▸ Work required: Examine the records and identify each line that includes the string "unit". Copy those lines.
[Opening Records shown section]
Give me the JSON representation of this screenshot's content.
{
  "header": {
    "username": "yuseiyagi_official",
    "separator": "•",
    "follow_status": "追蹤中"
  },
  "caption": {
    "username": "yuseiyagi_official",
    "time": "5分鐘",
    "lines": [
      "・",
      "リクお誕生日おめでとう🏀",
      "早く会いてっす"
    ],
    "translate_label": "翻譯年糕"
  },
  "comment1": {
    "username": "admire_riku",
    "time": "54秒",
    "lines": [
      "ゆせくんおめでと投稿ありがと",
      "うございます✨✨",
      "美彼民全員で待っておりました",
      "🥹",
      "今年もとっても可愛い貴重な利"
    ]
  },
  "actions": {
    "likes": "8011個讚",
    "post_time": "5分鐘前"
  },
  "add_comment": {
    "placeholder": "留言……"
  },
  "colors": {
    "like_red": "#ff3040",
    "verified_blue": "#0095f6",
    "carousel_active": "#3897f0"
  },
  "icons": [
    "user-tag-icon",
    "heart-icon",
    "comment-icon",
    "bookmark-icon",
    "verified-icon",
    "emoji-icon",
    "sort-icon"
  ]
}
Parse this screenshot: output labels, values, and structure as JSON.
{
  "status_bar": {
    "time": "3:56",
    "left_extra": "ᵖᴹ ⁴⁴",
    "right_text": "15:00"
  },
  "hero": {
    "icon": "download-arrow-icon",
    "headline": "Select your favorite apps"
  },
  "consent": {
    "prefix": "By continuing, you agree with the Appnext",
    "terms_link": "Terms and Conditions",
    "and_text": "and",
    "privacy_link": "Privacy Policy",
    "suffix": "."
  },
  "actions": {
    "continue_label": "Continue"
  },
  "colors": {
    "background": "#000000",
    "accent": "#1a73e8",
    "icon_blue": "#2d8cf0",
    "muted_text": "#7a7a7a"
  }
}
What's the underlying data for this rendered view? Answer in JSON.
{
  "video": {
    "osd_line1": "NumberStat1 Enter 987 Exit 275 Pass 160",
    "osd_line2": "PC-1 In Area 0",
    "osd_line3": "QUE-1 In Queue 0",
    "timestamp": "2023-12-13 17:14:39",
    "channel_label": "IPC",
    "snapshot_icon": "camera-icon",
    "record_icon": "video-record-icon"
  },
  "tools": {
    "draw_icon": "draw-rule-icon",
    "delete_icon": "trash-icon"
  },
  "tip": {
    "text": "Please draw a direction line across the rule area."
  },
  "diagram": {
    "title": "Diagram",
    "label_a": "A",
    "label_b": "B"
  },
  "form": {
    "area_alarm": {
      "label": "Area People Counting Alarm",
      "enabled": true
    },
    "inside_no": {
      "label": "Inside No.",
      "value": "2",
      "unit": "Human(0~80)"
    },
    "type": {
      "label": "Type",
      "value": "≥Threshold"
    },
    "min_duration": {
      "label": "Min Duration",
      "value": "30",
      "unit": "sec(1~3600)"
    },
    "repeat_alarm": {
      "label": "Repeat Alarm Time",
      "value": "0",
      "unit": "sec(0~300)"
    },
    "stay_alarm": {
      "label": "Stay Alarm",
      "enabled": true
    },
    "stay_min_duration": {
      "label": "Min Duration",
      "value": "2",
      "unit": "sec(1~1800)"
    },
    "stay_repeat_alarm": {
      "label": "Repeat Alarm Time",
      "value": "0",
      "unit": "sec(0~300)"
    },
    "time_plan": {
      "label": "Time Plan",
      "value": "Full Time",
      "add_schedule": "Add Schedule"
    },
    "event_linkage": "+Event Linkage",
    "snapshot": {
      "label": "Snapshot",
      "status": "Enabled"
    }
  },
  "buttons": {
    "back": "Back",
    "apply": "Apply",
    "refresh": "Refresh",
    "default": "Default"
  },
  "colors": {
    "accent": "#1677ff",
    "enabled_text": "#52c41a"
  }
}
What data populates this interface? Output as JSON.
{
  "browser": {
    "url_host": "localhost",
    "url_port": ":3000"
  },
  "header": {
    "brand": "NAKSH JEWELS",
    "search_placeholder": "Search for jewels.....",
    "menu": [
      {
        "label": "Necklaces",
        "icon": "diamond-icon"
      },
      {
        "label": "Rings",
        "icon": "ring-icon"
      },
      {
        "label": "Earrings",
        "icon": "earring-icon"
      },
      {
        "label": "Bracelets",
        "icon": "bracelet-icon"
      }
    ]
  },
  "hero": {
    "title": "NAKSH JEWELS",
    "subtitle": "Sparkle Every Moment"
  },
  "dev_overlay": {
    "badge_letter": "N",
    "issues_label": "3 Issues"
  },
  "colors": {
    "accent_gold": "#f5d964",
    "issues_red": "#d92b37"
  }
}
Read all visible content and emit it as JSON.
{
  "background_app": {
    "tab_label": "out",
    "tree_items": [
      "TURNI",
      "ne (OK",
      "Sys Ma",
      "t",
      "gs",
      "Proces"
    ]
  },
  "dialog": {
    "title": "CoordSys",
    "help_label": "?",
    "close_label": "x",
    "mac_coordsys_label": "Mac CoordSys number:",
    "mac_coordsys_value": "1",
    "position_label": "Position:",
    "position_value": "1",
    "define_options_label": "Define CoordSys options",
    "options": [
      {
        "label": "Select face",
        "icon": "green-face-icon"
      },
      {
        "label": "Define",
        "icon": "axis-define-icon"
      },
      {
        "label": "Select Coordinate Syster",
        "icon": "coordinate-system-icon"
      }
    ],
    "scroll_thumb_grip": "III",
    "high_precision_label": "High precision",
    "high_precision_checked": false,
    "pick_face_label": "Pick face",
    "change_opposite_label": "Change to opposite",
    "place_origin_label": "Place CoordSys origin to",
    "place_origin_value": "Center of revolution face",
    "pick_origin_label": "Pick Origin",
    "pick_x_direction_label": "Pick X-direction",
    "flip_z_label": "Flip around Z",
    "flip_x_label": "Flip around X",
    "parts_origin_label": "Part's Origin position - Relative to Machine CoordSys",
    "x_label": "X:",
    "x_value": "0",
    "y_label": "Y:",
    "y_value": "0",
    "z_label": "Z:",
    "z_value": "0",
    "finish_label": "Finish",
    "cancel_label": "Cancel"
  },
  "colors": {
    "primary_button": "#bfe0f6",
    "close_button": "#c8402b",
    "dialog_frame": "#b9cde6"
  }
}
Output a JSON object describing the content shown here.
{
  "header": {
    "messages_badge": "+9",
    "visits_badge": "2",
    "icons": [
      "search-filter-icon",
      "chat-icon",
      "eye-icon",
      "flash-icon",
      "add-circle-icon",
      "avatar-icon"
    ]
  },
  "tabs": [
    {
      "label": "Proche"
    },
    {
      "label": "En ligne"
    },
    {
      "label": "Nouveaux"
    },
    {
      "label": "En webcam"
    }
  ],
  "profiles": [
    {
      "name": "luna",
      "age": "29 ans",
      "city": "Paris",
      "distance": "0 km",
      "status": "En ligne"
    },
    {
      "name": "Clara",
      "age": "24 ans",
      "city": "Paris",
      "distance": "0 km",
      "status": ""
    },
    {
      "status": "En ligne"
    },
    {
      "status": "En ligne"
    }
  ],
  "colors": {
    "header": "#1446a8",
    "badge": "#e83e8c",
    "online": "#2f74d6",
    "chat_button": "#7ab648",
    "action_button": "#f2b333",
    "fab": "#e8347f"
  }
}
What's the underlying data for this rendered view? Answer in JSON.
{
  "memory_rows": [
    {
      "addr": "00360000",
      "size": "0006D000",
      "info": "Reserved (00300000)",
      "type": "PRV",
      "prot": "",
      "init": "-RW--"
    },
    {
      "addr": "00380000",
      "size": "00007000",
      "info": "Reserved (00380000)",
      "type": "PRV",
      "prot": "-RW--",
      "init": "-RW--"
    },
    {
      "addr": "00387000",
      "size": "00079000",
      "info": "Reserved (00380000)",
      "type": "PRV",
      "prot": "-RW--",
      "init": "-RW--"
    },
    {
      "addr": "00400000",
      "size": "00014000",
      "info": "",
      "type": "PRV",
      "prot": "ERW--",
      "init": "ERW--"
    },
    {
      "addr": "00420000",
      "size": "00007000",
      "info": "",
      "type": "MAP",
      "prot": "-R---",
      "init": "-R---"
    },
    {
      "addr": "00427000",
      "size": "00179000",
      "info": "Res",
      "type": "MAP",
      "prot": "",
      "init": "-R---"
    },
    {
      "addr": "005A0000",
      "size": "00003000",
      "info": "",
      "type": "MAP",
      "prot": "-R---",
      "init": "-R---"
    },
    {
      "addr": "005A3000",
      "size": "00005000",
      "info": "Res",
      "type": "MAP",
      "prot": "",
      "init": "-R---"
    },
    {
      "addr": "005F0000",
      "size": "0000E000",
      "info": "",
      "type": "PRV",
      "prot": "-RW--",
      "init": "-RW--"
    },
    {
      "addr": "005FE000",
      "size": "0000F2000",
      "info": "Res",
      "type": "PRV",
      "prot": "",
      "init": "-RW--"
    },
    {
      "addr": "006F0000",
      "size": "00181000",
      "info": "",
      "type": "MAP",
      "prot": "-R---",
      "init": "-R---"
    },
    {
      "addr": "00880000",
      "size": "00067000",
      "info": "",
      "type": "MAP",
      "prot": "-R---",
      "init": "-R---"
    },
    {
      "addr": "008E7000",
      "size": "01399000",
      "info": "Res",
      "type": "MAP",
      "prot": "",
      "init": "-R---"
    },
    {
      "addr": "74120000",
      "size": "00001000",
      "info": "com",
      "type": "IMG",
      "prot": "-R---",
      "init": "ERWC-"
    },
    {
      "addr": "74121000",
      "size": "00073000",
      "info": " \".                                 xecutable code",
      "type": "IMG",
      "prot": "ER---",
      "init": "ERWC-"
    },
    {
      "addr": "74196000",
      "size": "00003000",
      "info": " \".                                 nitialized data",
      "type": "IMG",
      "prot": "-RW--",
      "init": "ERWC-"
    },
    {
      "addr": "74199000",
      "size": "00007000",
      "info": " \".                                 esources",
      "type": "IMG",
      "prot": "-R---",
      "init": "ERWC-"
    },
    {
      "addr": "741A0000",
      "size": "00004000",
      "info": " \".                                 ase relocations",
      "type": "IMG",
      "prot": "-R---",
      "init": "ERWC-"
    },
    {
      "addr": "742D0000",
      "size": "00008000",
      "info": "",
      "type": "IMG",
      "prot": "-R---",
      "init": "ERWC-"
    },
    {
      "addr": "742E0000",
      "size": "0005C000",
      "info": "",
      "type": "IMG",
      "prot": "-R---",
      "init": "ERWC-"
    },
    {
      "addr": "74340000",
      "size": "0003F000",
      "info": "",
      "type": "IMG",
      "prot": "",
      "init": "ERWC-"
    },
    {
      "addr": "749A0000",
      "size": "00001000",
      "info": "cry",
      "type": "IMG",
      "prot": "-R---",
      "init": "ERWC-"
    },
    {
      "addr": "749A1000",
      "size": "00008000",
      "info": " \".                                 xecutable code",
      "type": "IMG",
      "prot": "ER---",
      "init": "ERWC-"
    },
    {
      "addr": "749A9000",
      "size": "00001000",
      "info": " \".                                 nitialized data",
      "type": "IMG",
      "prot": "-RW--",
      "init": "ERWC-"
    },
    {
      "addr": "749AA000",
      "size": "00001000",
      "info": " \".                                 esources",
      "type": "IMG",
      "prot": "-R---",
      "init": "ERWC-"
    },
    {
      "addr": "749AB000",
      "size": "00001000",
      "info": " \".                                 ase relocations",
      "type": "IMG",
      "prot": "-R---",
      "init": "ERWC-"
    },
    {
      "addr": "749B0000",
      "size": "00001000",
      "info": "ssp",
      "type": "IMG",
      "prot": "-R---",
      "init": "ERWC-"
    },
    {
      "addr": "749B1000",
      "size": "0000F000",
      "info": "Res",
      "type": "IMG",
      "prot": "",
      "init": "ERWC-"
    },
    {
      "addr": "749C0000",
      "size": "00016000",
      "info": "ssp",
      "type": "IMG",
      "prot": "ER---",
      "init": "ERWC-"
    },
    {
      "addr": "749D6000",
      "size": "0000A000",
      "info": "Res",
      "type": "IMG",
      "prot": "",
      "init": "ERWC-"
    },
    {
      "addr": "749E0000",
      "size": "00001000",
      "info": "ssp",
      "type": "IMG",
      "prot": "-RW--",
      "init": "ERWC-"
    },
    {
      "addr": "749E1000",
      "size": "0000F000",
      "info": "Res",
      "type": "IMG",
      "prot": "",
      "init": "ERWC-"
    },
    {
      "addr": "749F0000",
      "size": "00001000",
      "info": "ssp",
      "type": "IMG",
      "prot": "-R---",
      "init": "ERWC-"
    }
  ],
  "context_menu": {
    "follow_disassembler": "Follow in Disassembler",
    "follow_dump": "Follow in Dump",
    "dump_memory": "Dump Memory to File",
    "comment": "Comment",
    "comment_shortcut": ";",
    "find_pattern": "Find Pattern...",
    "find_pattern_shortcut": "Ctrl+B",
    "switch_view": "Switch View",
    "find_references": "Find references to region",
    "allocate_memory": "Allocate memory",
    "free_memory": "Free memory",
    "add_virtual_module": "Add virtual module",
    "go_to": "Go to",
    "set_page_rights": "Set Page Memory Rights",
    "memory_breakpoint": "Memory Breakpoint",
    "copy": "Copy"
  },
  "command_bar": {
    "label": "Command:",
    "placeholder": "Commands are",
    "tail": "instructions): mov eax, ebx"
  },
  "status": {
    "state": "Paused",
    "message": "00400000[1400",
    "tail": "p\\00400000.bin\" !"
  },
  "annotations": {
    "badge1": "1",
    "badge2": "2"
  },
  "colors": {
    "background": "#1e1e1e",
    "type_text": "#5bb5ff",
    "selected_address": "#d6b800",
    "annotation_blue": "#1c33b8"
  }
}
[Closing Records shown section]
▸ Problem solution:
      "unit": "Human(0~80)"
      "unit": "sec(1~3600)"
      "unit": "sec(0~300)"
      "unit": "sec(1~1800)"
      "unit": "sec(0~300)"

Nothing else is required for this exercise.